Students may be punished if caught using artificial intelligence

ChatGPT and other AI tools which can generate essays within seconds seen as significant threat to academic integrity

Students or researchers could be punished for using artificial intelligence (AI) for exams or assessments under new measures to tackle academic cheating.

The State’s watchdog for academic standards, Quality and Qualifications Ireland (QQI) is understood to be planning to extend academic misconduct legislation to cover the use of artificial intelligence for the first time, according to Government sources.

In addition, QQI is to ask all education providers to review their internal policies on academic integrity and ensure they capture these newly evolved risks.

Each provider is being asked to consider the repercussions for any graduates or students found to have engaged in serious academic misconduct during their studies. If such has occurred, awards or qualifications may be withdrawn.


Separately, if an individual is found to have facilitated cheating by an enrolled learner and they are on a professional register, processes to notify their relevant body should be enacted.
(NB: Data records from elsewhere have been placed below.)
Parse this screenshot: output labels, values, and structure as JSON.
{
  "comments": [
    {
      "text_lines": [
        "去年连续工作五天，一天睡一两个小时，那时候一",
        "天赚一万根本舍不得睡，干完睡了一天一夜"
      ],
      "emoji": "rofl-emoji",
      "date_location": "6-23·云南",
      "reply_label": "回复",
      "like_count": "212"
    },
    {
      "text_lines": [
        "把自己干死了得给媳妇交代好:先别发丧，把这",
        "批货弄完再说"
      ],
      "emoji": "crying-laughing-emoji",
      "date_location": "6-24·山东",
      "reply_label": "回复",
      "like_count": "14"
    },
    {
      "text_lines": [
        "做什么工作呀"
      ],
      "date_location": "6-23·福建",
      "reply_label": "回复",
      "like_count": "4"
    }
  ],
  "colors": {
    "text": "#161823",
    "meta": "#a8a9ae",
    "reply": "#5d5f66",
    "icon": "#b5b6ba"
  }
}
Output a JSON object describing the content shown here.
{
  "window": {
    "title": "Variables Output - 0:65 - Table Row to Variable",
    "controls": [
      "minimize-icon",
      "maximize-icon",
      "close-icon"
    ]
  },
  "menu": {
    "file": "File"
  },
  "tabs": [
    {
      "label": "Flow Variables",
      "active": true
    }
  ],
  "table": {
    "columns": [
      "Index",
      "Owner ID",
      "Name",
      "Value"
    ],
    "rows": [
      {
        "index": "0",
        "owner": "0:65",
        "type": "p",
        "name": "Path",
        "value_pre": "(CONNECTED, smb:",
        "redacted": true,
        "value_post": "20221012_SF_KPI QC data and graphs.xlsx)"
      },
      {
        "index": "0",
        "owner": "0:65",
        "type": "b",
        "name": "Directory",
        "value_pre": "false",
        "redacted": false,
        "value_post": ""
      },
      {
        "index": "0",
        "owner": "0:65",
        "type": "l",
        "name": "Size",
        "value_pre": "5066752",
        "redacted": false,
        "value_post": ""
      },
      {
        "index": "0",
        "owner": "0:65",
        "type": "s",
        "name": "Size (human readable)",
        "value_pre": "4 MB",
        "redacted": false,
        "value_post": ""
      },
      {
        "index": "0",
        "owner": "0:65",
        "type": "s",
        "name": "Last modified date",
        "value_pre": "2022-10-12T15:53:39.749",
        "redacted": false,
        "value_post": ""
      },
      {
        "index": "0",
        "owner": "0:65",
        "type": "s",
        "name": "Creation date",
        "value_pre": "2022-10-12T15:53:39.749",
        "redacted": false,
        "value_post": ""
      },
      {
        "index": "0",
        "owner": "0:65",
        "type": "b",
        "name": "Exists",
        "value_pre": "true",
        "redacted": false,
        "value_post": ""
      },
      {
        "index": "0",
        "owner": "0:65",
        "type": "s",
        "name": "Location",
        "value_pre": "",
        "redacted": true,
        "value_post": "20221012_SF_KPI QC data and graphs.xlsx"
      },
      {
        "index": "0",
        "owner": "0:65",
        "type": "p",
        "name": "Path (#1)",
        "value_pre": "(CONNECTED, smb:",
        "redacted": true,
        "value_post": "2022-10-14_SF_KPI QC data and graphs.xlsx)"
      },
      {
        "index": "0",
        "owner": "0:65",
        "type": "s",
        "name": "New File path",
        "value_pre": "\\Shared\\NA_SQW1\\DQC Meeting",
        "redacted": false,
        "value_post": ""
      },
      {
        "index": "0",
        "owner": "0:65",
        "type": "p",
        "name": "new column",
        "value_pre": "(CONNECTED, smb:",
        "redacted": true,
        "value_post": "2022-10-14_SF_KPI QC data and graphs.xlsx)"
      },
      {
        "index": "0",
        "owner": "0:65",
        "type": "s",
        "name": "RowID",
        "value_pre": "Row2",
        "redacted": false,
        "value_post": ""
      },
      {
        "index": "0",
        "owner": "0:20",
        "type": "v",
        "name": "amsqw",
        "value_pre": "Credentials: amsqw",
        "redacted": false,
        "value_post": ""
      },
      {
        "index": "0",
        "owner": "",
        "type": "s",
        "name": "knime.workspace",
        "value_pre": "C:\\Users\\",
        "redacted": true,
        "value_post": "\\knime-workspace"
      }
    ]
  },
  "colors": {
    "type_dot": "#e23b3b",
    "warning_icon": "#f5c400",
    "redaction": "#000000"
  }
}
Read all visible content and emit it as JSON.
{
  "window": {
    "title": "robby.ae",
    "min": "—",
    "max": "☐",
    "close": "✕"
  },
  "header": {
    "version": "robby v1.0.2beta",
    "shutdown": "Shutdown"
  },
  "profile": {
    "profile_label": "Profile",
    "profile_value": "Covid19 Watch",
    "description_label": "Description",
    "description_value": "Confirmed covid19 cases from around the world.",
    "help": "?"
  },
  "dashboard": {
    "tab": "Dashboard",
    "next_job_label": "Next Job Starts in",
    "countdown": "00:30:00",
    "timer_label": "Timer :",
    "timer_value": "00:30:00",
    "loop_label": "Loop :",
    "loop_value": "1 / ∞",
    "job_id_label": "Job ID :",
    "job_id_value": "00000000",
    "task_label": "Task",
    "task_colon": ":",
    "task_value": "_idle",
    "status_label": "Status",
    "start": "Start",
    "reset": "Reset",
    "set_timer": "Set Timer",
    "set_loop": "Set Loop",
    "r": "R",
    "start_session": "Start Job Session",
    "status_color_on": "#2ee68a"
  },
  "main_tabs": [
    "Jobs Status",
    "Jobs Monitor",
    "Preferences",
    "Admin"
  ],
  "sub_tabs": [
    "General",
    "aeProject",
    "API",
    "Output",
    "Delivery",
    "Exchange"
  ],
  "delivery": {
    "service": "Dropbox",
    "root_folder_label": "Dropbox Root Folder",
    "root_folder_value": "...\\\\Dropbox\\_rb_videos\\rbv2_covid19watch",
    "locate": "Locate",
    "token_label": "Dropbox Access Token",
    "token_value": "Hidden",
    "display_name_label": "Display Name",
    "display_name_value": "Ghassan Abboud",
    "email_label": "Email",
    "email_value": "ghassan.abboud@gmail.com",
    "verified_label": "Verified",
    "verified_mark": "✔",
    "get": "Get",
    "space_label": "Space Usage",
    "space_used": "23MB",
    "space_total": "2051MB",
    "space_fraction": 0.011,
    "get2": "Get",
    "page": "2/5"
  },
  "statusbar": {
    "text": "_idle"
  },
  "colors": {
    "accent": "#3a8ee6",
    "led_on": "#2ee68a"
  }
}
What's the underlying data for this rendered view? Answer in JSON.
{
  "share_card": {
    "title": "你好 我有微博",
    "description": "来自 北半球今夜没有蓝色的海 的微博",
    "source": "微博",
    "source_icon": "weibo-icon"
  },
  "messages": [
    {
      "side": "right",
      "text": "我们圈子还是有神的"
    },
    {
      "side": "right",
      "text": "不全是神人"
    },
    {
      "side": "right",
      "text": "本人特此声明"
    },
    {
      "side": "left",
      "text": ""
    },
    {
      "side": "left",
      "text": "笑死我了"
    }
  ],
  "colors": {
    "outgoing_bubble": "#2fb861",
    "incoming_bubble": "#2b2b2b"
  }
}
A white paper on academic integrity has been circulated to all higher education providers and is scheduled to be published in 2024.

Until recently, contract cheating – such as essays and assignments written to order – were regarded as the biggest risk to academic integrity,

However, the emergence of AI tools such as ChatGPT, which can create human-like essays within seconds, are regarded by academics as a much greater threat because they are typically free and easy to access.

Minister for Further and Higher Education Simon Harris said he believed AI presented a “huge opportunity” in education, but that it could not be “masked as academic learning and we have to safeguard against that.”

“These issues are not novel. Plagiarism, cheating and academic integrity have been at the helm of the regulator’s agenda for years.” he said.

“However, the use of AI has posed serious challenges for academics and education providers. It used to be the case that contract cheating was the main issue. This is where a third party is paid when academic assessment is outsourced. However, the use of AI has made it harder to establish whether misconduct has taken place.”

The Qualifications and Quality Assurance (Education and Training) (Amendment) Act, enacted in July 2019, specifically empowers QQI to prosecute those who facilitate academic cheating. It covers areas including impersonation and provision of cheating services.

Many third level institutions have been updating their own academic integrity guidelines in recent months and revising how they assess students in light of the threat posed by AI.

These measures include incorporating more oral presentations, setting more detailed and nuanced questions in assignments, as well as requiring evidence of draft work from students for assignments.

ChatGPT, the artificial intelligence language model from OpenAI, has been making headlines since November 2022 when users saw its ability to answer complex questions within seconds.

It can write nuanced essays, poetry, generate code, translate languages, among other functions, in response to prompts from human users. An updated version performed astonishingly well on demanding tests such as bar exams (beating 90 per cent of humans) and advanced college entry tests, as well as tax returns and accountancy challenges.

The new tool sparked alarm on college campuses as videos circulated online with millions of views showing students how to use it for assignments.

It has since been updated with the capacity to solve complex maths problems and generate computer code, among other functions, while tech giants such as Google, Meta and Microsoft have been pouring billions into rival tools available online. Apple is also reported to be developing its own tools.

While some saw ChatGPT as an existential threat to higher education a few months ago, the conversation has evolved.

Talk of banning or restricting its use on campus has been replaced by a recognition that the technology is here to stay. Now, some are figuring out how to include it in their assignments.

The technology, which artificial intelligence experts refer to as neural networks, is built by using vast amounts of digital text to recognise patterns.

Carl O'Brien

Carl O'Brien

Carl O'Brien is Education Editor of The Irish Times. He was previously chief reporter and social affairs correspondent